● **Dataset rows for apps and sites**
########
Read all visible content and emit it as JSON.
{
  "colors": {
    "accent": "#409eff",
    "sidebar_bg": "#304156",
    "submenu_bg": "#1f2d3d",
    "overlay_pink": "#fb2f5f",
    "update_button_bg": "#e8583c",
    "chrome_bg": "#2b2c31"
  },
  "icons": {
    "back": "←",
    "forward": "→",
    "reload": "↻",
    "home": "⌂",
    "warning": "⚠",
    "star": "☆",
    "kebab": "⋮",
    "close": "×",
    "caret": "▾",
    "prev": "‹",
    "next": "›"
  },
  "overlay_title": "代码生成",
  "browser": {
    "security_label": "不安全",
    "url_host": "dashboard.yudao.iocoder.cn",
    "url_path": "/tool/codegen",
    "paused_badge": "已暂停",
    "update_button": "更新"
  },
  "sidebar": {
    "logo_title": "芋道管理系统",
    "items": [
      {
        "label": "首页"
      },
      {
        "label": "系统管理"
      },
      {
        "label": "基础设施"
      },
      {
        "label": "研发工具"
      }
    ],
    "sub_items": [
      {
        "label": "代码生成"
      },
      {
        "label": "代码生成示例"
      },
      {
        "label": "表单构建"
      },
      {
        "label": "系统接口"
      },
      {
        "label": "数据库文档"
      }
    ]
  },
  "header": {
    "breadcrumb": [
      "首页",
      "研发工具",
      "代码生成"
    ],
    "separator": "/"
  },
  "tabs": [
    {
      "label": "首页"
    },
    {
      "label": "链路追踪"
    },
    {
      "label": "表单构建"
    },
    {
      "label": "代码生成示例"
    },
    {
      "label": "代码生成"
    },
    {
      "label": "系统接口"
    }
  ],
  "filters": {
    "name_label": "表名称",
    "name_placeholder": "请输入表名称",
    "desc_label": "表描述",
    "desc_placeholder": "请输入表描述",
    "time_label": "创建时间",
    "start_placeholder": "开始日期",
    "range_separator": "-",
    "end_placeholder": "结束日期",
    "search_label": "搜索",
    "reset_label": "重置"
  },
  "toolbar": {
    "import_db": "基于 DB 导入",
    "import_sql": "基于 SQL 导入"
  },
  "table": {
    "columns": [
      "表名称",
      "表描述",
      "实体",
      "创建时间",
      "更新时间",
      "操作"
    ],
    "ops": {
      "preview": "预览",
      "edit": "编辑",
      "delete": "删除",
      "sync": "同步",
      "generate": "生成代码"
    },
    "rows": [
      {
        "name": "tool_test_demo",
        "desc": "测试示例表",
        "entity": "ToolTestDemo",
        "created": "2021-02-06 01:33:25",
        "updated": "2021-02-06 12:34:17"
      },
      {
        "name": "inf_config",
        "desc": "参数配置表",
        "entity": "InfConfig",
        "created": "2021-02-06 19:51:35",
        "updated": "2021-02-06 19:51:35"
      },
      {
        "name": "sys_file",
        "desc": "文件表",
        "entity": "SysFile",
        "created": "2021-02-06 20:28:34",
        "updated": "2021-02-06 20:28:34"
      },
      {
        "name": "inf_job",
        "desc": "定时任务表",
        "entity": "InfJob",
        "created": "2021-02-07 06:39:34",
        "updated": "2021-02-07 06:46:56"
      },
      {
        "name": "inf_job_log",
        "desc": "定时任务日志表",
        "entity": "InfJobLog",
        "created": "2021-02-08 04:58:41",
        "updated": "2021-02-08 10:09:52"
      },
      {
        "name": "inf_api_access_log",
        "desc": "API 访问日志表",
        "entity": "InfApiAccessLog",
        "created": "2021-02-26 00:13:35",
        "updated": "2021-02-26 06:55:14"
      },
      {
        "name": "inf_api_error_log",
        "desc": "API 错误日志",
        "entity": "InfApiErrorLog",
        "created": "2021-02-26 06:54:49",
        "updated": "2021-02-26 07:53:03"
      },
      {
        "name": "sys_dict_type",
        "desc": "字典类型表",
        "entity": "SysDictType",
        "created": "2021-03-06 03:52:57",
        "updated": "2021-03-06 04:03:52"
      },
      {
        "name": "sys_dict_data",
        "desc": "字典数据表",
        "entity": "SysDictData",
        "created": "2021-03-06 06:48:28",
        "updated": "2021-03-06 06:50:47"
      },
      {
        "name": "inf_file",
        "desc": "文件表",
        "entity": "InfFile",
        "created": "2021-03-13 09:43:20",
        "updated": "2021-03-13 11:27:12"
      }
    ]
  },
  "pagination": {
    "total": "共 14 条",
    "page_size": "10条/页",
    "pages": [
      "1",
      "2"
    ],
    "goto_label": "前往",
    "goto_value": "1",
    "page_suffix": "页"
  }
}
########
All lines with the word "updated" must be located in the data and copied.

        "updated": "2021-02-06 12:34:17"
        "updated": "2021-02-06 19:51:35"
        "updated": "2021-02-06 20:28:34"
        "updated": "2021-02-07 06:46:56"
        "updated": "2021-02-08 10:09:52"
        "updated": "2021-02-26 06:55:14"
        "updated": "2021-02-26 07:53:03"
        "updated": "2021-03-06 04:03:52"
        "updated": "2021-03-06 06:50:47"
        "updated": "2021-03-13 11:27:12"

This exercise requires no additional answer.